Exercise brief ::
Copy the data exactly. Images are to be left out.

Records for this exercise ::
-------

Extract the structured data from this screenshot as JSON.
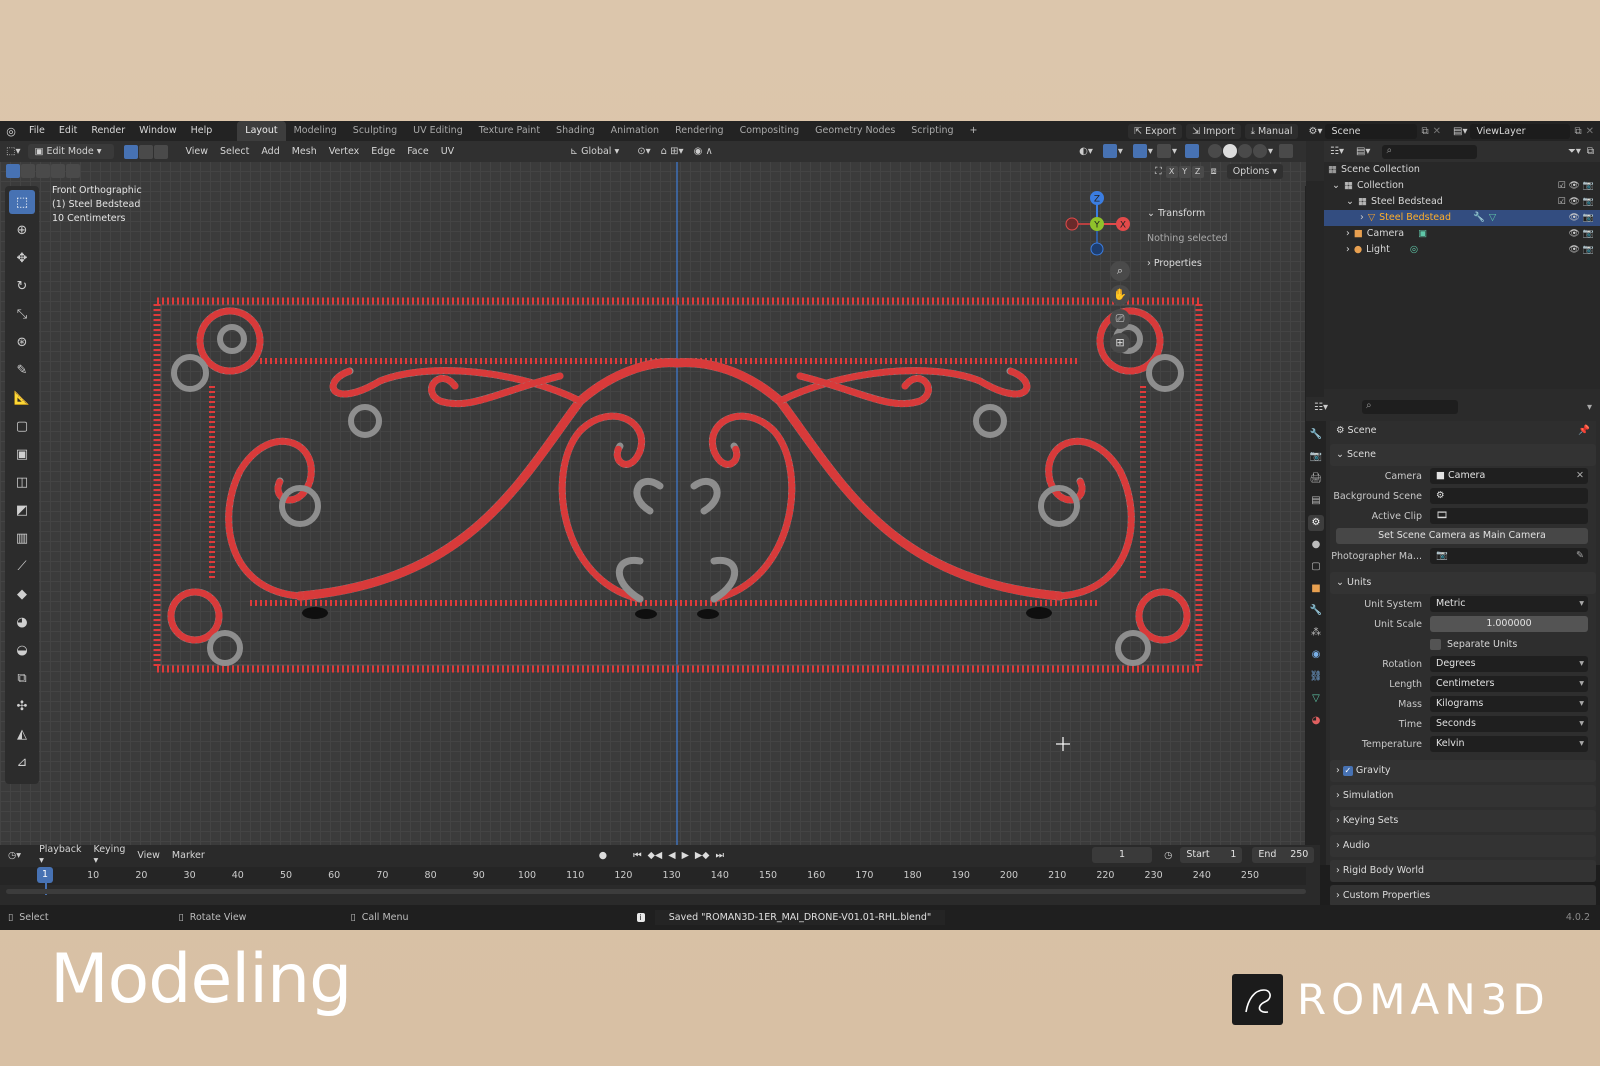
{
  "topbar": {
    "menus": [
      "File",
      "Edit",
      "Render",
      "Window",
      "Help"
    ],
    "workspaces": [
      "Layout",
      "Modeling",
      "Sculpting",
      "UV Editing",
      "Texture Paint",
      "Shading",
      "Animation",
      "Rendering",
      "Compositing",
      "Geometry Nodes",
      "Scripting"
    ],
    "active_workspace": "Layout",
    "export_label": "Export",
    "import_label": "Import",
    "manual_label": "Manual",
    "scene": "Scene",
    "view_layer": "ViewLayer"
  },
  "viewport": {
    "mode": "Edit Mode",
    "menus": [
      "View",
      "Select",
      "Add",
      "Mesh",
      "Vertex",
      "Edge",
      "Face",
      "UV"
    ],
    "orientation": "Global",
    "options_label": "Options",
    "axes": [
      "X",
      "Y",
      "Z"
    ],
    "info_view": "Front Orthographic",
    "info_object": "(1) Steel Bedstead",
    "info_scale": "10 Centimeters",
    "gizmo_axes": {
      "x": "X",
      "y": "Y",
      "z": "Z"
    },
    "axis_colors": {
      "x": "#e24a4a",
      "y": "#8fc22b",
      "z": "#3b7de1"
    },
    "edge_color": "#d83a3a",
    "vertex_color": "#9a9a9a",
    "transform_label": "Transform",
    "nothing_selected": "Nothing selected",
    "properties_label": "Properties"
  },
  "outliner": {
    "scene_collection": "Scene Collection",
    "collection": "Collection",
    "items": [
      {
        "name": "Steel Bedstead",
        "level": 2,
        "icon": "collection-icon"
      },
      {
        "name": "Steel Bedstead",
        "level": 3,
        "icon": "mesh-icon",
        "selected": true
      },
      {
        "name": "Camera",
        "level": 2,
        "icon": "camera-icon"
      },
      {
        "name": "Light",
        "level": 2,
        "icon": "light-icon"
      }
    ]
  },
  "properties": {
    "context": "Scene",
    "scene_section": "Scene",
    "camera_label": "Camera",
    "camera_value": "Camera",
    "background_scene_label": "Background Scene",
    "active_clip_label": "Active Clip",
    "set_camera_button": "Set Scene Camera as Main Camera",
    "photographer_label": "Photographer Ma...",
    "units_section": "Units",
    "unit_system_label": "Unit System",
    "unit_system_value": "Metric",
    "unit_scale_label": "Unit Scale",
    "unit_scale_value": "1.000000",
    "separate_units_label": "Separate Units",
    "rotation_label": "Rotation",
    "rotation_value": "Degrees",
    "length_label": "Length",
    "length_value": "Centimeters",
    "mass_label": "Mass",
    "mass_value": "Kilograms",
    "time_label": "Time",
    "time_value": "Seconds",
    "temperature_label": "Temperature",
    "temperature_value": "Kelvin",
    "collapsed": [
      "Gravity",
      "Simulation",
      "Keying Sets",
      "Audio",
      "Rigid Body World",
      "Custom Properties"
    ],
    "gravity_checked": true
  },
  "timeline": {
    "menus": [
      "Playback",
      "Keying",
      "View",
      "Marker"
    ],
    "current_frame": "1",
    "start_label": "Start",
    "start_value": "1",
    "end_label": "End",
    "end_value": "250",
    "ticks": [
      "10",
      "20",
      "30",
      "40",
      "50",
      "60",
      "70",
      "80",
      "90",
      "100",
      "110",
      "120",
      "130",
      "140",
      "150",
      "160",
      "170",
      "180",
      "190",
      "200",
      "210",
      "220",
      "230",
      "240",
      "250"
    ],
    "cursor_frame": "1"
  },
  "statusbar": {
    "select": "Select",
    "rotate": "Rotate View",
    "call_menu": "Call Menu",
    "saved_message": "Saved \"ROMAN3D-1ER_MAI_DRONE-V01.01-RHL.blend\"",
    "version": "4.0.2"
  },
  "overlay": {
    "title": "Modeling",
    "brand": "ROMAN3D"
  }
}
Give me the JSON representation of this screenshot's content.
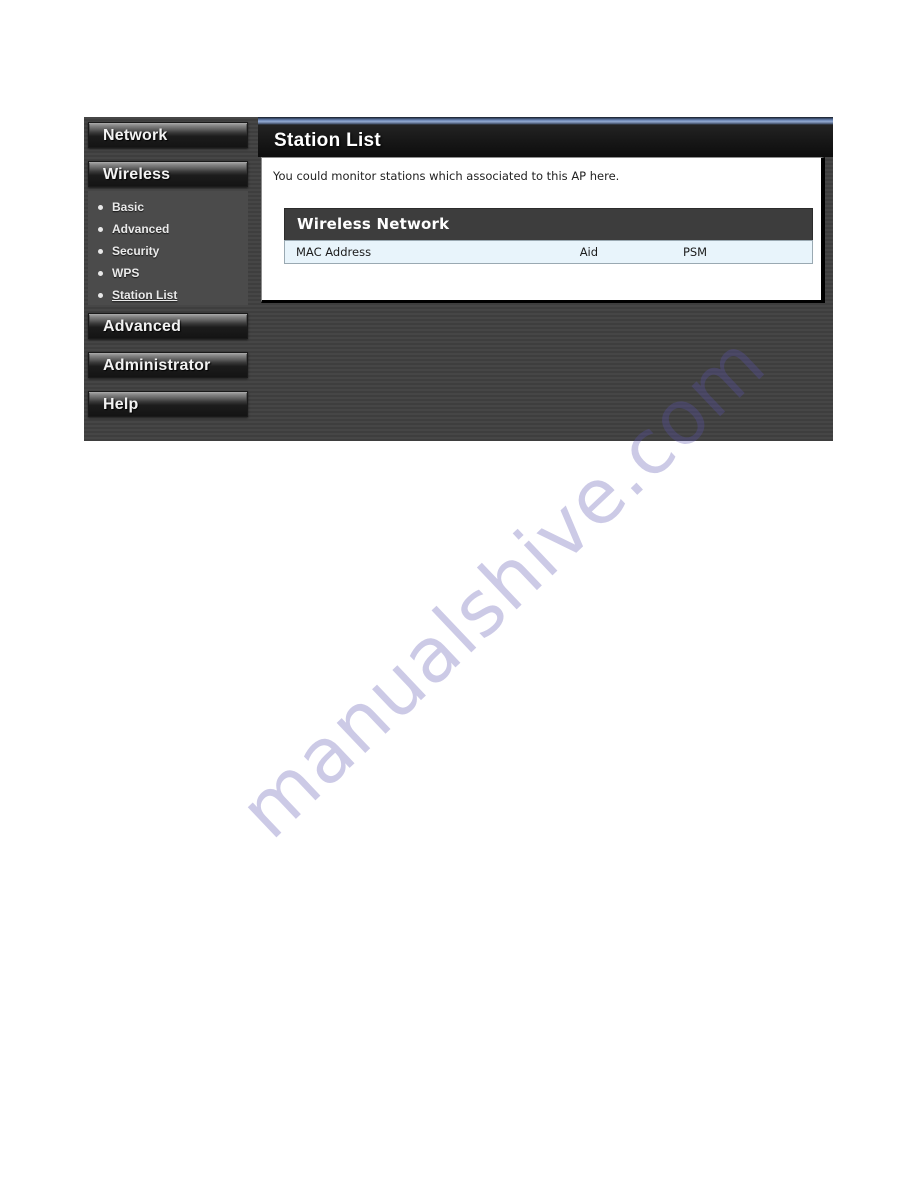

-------

Output below ::
Extract the structured data from this screenshot as JSON.
{
  "topbar": {
    "menus": [
      "File",
      "Edit",
      "Render",
      "Window",
      "Help"
    ],
    "workspaces": [
      "Layout",
      "Modeling",
      "Sculpting",
      "UV Editing",
      "Texture Paint",
      "Shading",
      "Animation",
      "Rendering",
      "Compositing",
      "Geometry Nodes",
      "Scripting"
    ],
    "active_workspace": "Layout",
    "export_label": "Export",
    "import_label": "Import",
    "manual_label": "Manual",
    "scene": "Scene",
    "view_layer": "ViewLayer"
  },
  "viewport": {
    "mode": "Edit Mode",
    "menus": [
      "View",
      "Select",
      "Add",
      "Mesh",
      "Vertex",
      "Edge",
      "Face",
      "UV"
    ],
    "orientation": "Global",
    "options_label": "Options",
    "axes": [
      "X",
      "Y",
      "Z"
    ],
    "info_view": "Front Orthographic",
    "info_object": "(1) Steel Bedstead",
    "info_scale": "10 Centimeters",
    "gizmo_axes": {
      "x": "X",
      "y": "Y",
      "z": "Z"
    },
    "axis_colors": {
      "x": "#e24a4a",
      "y": "#8fc22b",
      "z": "#3b7de1"
    },
    "edge_color": "#d83a3a",
    "vertex_color": "#9a9a9a",
    "transform_label": "Transform",
    "nothing_selected": "Nothing selected",
    "properties_label": "Properties"
  },
  "outliner": {
    "scene_collection": "Scene Collection",
    "collection": "Collection",
    "items": [
      {
        "name": "Steel Bedstead",
        "level": 2,
        "icon": "collection-icon"
      },
      {
        "name": "Steel Bedstead",
        "level": 3,
        "icon": "mesh-icon",
        "selected": true
      },
      {
        "name": "Camera",
        "level": 2,
        "icon": "camera-icon"
      },
      {
        "name": "Light",
        "level": 2,
        "icon": "light-icon"
      }
    ]
  },
  "properties": {
    "context": "Scene",
    "scene_section": "Scene",
    "camera_label": "Camera",
    "camera_value": "Camera",
    "background_scene_label": "Background Scene",
    "active_clip_label": "Active Clip",
    "set_camera_button": "Set Scene Camera as Main Camera",
    "photographer_label": "Photographer Ma...",
    "units_section": "Units",
    "unit_system_label": "Unit System",
    "unit_system_value": "Metric",
    "unit_scale_label": "Unit Scale",
    "unit_scale_value": "1.000000",
    "separate_units_label": "Separate Units",
    "rotation_label": "Rotation",
    "rotation_value": "Degrees",
    "length_label": "Length",
    "length_value": "Centimeters",
    "mass_label": "Mass",
    "mass_value": "Kilograms",
    "time_label": "Time",
    "time_value": "Seconds",
    "temperature_label": "Temperature",
    "temperature_value": "Kelvin",
    "collapsed": [
      "Gravity",
      "Simulation",
      "Keying Sets",
      "Audio",
      "Rigid Body World",
      "Custom Properties"
    ],
    "gravity_checked": true
  },
  "timeline": {
    "menus": [
      "Playback",
      "Keying",
      "View",
      "Marker"
    ],
    "current_frame": "1",
    "start_label": "Start",
    "start_value": "1",
    "end_label": "End",
    "end_value": "250",
    "ticks": [
      "10",
      "20",
      "30",
      "40",
      "50",
      "60",
      "70",
      "80",
      "90",
      "100",
      "110",
      "120",
      "130",
      "140",
      "150",
      "160",
      "170",
      "180",
      "190",
      "200",
      "210",
      "220",
      "230",
      "240",
      "250"
    ],
    "cursor_frame": "1"
  },
  "statusbar": {
    "select": "Select",
    "rotate": "Rotate View",
    "call_menu": "Call Menu",
    "saved_message": "Saved \"ROMAN3D-1ER_MAI_DRONE-V01.01-RHL.blend\"",
    "version": "4.0.2"
  },
  "overlay": {
    "title": "Modeling",
    "brand": "ROMAN3D"
  }
}
Give me the JSON representation of this screenshot's content.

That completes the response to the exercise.